Attacking Mobile Banking,
Out-of-Band Authentication

Rogue, Malicious and Fake Apps Proliferate 

In 2010, forty fake banking applications were offered through the Android Market, and more than half a million people downloaded the software. In November 2011, a researcher placed “Instastock,” a fake stock ticker, in Apple’s AppStore. The app spoofed Safari Browser code, allowing download of additional software (potentially malicious) from the researcher’s home servers. OS vendors’ ability to ensure no malicious apps penetrate their markets is challenged by the influx of new mobile apps. Currently, both the Android Market and the AppStore include more than 500,000 apps, and this number is growing at a rate of about 20,000 new apps per month. Moreover, in recent years alternative application markets have mushroomed, offering applications not controlled by the mobile operating systems vendors (Google and Apple). 
 

Mobile Malware Exploits Core Device Services 

Cybercriminals can leverage these markets to deliver fake applications that can steal credentials, redirect SMS messages, social engineer users and jailbreak/root devices. “Rooting” or “jail-breaking” operations performed intently by end users break the vendor applied architectural restrictions. These actions provide malicious apps full control over the mobile device, allowing them to manipulate other applications and gain access to all mobile device resources.
Mobile malware protection must allow end users to keep their devices secure, malware-free and enable the financial institution to mitigate fraud by leveraging device risk information.
 

Key Requirements 

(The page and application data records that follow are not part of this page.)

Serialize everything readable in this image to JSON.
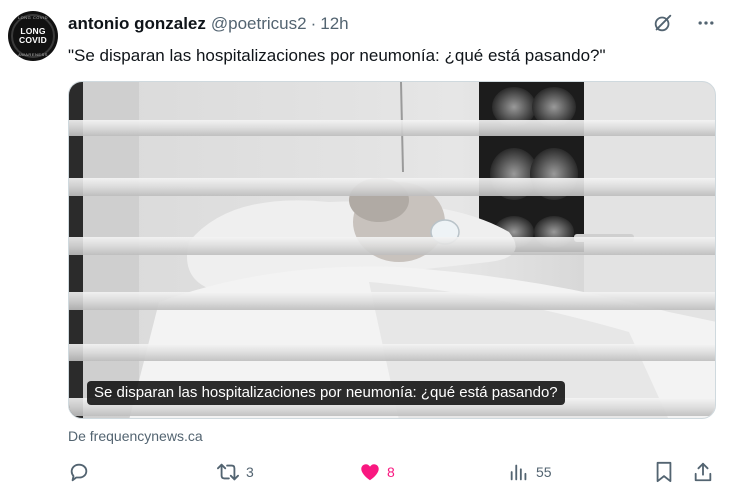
{
  "avatar": {
    "text_line1": "LONG",
    "text_line2": "COVID",
    "ring_top": "LONG COVID",
    "ring_bottom": "AWARENESS"
  },
  "tweet": {
    "author_name": "antonio gonzalez",
    "author_handle": "@poetricus2",
    "separator": "·",
    "timestamp": "12h",
    "text": "\"Se disparan las hospitalizaciones por neumonía: ¿qué está pasando?\""
  },
  "media": {
    "caption": "Se disparan las hospitalizaciones por neumonía: ¿qué está pasando?"
  },
  "link_source": "De frequencynews.ca",
  "actions": {
    "reply_count": "",
    "retweet_count": "3",
    "like_count": "8",
    "views_count": "55"
  },
  "icons": {
    "header": [
      "grok-icon",
      "more-icon"
    ],
    "actions": [
      "reply-icon",
      "retweet-icon",
      "heart-icon",
      "views-icon",
      "bookmark-icon",
      "share-icon"
    ]
  },
  "colors": {
    "text": "#0f1419",
    "secondary_text": "#536471",
    "like": "#f91880",
    "border": "#cfd9de"
  }
}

  • Detect and Mitigate Mobile Malware Infections and Device Risks
  • Secure Mobile Browsing to Online Banking Sites
  • Leverage Device Risk Information in Mobile Banking Apps and Online
    Banking Sites 
 

Detect and Mitigate Mobile Malware Infections and
Device Risks

Mobile malware protection solutions should be able to detect malware infections and potential security risks, such as rogue apps, operating system security vulnerabilities, and risky device configuration. Solutions must also ultimately provide remediation tools and guidance to
end users.

Secure Mobile Browsing to Online Banking Sites

Each access to the online baking site from a mobile device should be protected against malware attacks such as MitM and MitB.

Leverage Device Risk Information in Mobile Banking Apps and Online Banking Sites

Mobile banking apps and sites should use device risk to adapt business logic and application flow to prevent fraud. Devices with high risk scores can be denied access to online banking or the mobile app and require users to pass stronger step-up authentication. Once users have logged in, FIs can leverage the risk score to restrict access to specific data or functionality, limit transaction amounts, and deny or delay approval of specific transactions.